> [WHAT IS REQUIRED]: Could you please return each line of the data that has the word "Demand"?
[DATA UNDER STUDY]
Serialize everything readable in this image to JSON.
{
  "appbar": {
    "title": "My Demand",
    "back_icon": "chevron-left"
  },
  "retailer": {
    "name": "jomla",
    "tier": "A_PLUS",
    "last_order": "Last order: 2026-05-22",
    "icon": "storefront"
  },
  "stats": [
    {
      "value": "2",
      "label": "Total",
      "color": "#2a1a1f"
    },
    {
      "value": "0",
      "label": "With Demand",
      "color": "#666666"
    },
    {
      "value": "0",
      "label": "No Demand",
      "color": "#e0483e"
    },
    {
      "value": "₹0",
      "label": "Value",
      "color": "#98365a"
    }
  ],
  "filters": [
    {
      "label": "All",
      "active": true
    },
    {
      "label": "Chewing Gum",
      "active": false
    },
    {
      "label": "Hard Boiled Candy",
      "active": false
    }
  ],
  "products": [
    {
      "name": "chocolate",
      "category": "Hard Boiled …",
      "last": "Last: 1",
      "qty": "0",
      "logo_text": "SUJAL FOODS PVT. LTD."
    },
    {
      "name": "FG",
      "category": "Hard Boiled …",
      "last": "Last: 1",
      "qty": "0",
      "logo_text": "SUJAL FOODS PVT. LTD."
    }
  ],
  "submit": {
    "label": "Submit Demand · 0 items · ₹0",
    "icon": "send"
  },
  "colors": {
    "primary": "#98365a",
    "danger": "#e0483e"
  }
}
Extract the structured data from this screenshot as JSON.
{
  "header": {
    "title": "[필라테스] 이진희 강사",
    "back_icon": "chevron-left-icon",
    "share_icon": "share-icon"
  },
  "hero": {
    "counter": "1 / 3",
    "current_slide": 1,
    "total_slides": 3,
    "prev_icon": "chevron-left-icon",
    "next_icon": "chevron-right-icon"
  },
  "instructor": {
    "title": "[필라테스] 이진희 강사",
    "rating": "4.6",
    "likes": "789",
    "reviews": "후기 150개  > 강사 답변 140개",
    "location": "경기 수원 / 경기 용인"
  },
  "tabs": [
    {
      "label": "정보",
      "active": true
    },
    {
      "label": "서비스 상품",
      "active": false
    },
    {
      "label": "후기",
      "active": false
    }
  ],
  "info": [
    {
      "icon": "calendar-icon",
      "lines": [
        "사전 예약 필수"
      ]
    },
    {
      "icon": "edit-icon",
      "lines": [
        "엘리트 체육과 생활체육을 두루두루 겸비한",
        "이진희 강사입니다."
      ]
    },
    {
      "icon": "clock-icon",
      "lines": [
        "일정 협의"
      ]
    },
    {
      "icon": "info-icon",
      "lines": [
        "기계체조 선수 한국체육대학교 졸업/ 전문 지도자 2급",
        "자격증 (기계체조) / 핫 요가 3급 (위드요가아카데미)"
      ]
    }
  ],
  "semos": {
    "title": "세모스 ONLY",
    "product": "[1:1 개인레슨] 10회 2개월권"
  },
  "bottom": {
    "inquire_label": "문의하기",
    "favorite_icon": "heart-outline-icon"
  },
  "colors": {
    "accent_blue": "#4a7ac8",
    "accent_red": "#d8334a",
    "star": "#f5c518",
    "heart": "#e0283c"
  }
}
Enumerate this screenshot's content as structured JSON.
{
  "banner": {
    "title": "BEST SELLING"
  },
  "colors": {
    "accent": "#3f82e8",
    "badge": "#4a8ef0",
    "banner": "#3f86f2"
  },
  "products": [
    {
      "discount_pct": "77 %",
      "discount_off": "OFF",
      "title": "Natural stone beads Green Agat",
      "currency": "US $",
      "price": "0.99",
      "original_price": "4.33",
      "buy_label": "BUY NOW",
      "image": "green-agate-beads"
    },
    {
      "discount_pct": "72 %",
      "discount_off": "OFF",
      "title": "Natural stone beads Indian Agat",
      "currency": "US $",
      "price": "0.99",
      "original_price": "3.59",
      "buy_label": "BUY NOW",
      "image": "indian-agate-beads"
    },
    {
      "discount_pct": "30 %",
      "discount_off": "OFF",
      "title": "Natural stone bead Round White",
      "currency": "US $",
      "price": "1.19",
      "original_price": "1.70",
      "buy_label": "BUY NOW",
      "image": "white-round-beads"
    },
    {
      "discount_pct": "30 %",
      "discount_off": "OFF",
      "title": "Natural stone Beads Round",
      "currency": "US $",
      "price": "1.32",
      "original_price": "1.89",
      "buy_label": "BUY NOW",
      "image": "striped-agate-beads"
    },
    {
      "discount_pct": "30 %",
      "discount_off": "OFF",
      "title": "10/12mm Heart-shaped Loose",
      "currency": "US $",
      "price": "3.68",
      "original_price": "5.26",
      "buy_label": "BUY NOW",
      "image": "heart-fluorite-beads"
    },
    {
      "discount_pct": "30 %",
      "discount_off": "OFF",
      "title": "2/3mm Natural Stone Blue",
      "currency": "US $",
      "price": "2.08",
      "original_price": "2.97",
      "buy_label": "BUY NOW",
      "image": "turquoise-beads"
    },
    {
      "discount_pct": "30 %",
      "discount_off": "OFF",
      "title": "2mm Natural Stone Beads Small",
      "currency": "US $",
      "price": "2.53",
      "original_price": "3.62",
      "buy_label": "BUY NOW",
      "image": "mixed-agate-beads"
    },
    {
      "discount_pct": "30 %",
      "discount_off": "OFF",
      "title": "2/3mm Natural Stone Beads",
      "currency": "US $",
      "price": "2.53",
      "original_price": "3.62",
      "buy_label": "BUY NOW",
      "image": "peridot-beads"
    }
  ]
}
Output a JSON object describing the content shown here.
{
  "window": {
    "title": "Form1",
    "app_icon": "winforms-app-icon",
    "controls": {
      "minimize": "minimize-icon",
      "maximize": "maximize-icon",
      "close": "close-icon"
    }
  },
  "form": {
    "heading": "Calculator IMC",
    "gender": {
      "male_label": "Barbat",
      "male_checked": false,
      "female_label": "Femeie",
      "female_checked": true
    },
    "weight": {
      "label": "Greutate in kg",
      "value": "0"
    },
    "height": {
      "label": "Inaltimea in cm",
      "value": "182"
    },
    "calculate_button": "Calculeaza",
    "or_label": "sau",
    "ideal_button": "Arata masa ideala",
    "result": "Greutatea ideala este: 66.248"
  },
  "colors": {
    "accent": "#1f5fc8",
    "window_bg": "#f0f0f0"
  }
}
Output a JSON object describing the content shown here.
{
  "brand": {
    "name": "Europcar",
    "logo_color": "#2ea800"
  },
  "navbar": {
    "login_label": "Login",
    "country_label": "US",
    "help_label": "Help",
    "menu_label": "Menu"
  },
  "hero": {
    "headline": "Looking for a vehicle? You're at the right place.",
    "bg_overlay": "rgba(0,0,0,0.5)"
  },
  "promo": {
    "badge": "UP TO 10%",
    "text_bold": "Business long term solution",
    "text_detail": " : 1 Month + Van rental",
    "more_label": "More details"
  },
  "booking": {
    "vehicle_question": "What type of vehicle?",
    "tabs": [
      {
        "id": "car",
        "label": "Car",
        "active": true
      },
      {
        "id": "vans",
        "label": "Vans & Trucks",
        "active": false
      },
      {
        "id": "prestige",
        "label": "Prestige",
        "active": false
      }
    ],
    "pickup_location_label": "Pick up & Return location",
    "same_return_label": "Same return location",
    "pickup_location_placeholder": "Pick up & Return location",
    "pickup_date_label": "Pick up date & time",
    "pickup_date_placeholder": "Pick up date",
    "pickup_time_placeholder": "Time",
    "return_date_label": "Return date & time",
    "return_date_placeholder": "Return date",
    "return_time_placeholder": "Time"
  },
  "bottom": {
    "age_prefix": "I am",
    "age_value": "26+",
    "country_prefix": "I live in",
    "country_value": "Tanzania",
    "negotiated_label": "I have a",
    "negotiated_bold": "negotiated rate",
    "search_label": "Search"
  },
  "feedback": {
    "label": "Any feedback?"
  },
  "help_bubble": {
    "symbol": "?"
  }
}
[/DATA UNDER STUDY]
> [RESULT]:
    "title": "My Demand",
      "label": "With Demand",
      "label": "No Demand",
    "label": "Submit Demand · 0 items · ₹0",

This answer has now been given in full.